_Study material:_
>>>>>

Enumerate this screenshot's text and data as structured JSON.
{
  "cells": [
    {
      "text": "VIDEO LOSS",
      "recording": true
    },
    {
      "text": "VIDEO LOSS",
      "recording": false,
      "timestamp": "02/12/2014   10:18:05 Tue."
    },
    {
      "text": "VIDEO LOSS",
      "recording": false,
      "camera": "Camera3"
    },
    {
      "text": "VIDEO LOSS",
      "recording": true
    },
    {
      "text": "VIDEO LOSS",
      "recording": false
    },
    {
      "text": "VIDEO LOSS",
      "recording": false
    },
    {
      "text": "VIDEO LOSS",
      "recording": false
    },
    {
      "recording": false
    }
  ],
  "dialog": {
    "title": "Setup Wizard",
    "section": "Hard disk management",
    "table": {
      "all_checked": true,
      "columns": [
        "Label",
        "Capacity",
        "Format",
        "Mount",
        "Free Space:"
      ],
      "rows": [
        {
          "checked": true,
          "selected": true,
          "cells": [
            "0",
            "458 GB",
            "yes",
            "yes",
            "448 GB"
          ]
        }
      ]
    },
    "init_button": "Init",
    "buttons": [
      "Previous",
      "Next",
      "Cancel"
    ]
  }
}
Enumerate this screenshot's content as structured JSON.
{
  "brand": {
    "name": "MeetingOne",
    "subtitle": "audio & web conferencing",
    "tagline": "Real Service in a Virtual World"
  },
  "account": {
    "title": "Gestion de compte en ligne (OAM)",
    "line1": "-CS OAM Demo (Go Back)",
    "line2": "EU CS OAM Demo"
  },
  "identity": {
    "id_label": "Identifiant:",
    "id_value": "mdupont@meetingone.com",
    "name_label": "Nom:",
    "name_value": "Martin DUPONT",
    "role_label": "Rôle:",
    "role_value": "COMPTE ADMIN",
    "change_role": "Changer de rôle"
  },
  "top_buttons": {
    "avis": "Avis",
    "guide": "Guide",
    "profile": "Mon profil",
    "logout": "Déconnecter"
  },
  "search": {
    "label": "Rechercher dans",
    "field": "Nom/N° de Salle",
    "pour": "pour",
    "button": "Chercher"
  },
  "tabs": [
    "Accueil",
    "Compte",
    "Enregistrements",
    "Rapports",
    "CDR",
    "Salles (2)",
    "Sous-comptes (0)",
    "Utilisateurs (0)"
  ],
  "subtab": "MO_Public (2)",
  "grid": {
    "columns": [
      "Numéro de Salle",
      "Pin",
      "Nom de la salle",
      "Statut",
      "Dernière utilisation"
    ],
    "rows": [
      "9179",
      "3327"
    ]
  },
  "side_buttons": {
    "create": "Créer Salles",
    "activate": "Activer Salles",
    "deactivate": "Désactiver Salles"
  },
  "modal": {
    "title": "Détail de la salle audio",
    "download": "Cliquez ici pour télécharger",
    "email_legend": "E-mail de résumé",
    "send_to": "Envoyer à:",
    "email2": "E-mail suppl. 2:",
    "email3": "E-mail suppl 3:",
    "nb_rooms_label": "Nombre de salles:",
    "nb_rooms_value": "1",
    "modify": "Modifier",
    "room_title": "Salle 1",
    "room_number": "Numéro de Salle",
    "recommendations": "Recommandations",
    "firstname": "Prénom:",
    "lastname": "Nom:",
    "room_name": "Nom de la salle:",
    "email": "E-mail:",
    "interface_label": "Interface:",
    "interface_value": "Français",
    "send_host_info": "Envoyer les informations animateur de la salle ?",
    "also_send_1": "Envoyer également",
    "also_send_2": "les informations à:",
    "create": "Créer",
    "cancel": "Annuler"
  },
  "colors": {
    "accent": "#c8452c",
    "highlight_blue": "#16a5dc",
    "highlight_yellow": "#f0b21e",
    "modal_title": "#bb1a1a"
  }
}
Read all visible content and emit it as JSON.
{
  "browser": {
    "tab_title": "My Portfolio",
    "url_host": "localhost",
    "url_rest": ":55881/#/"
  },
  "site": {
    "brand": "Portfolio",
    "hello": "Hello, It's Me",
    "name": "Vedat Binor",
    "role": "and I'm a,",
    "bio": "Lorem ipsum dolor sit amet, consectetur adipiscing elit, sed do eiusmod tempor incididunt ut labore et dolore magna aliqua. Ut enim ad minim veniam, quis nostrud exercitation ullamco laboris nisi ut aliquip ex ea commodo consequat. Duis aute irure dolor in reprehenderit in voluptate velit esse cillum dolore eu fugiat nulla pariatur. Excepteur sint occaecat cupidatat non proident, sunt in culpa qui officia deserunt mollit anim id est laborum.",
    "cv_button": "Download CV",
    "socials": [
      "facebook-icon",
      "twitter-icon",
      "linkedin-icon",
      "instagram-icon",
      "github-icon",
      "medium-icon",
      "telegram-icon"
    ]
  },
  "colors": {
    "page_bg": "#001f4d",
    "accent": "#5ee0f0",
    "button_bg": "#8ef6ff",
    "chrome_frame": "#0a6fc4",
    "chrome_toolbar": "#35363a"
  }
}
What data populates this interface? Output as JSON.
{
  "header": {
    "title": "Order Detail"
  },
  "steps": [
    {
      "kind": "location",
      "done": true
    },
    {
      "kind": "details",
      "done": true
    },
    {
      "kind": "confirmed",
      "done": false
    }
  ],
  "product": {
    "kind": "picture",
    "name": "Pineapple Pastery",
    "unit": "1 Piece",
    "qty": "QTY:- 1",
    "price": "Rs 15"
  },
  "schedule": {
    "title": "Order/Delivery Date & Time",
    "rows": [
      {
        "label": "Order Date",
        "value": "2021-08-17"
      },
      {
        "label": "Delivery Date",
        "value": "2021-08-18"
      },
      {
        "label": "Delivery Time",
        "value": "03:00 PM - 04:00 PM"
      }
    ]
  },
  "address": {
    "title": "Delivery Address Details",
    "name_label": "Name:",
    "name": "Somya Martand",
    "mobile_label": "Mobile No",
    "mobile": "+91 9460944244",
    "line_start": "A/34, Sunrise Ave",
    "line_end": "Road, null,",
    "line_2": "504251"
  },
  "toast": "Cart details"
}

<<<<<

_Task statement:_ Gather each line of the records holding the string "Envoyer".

_Task result:_
    "send_to": "Envoyer à:",
    "send_host_info": "Envoyer les informations animateur de la salle ?",
    "also_send_1": "Envoyer également",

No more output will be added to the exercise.